- _Work instructions_
Which lines of the records below contain the string "WASH"? Report each of them.

- _Entries from a dataset of interfaces_
┏━━

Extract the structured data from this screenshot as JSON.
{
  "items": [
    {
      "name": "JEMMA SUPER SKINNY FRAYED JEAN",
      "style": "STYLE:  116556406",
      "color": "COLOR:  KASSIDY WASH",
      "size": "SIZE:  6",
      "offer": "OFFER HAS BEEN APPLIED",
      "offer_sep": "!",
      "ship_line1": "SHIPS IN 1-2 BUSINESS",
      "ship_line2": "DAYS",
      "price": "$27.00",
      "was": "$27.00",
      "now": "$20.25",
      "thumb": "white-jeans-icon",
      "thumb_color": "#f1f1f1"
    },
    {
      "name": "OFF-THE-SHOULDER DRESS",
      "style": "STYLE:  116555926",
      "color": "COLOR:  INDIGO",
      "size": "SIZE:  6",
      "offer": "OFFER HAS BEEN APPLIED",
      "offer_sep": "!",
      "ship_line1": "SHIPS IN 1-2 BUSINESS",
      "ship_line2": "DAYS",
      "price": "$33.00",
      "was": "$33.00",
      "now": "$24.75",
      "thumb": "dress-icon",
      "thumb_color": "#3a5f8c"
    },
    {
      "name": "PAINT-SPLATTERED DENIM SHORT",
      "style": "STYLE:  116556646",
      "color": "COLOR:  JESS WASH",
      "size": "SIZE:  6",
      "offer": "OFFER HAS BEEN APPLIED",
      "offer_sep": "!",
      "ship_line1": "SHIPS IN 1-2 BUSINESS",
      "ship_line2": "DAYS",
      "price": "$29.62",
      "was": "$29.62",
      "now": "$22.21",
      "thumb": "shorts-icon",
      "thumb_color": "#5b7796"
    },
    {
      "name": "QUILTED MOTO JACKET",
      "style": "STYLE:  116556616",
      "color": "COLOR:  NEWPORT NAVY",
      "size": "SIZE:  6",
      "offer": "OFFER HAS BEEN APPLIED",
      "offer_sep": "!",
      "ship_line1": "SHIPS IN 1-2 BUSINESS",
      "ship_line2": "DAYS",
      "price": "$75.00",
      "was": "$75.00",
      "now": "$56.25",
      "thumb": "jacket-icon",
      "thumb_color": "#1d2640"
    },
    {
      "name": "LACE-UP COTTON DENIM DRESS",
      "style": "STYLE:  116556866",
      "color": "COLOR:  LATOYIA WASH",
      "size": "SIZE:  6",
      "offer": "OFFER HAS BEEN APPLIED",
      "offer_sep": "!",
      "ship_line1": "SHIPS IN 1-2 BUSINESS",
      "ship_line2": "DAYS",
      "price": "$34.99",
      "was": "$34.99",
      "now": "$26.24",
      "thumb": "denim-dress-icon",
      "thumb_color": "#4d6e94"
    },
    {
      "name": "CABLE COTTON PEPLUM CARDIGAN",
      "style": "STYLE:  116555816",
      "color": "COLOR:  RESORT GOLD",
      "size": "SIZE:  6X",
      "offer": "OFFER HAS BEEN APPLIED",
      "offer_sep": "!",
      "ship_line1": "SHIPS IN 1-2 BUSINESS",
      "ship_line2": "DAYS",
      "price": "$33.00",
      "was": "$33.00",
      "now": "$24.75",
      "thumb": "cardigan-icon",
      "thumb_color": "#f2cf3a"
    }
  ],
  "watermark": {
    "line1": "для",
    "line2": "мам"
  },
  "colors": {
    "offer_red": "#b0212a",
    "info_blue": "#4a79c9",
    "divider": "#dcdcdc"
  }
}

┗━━

- _Written response_
      "color": "COLOR:  KASSIDY WASH",
      "color": "COLOR:  JESS WASH",
      "color": "COLOR:  LATOYIA WASH",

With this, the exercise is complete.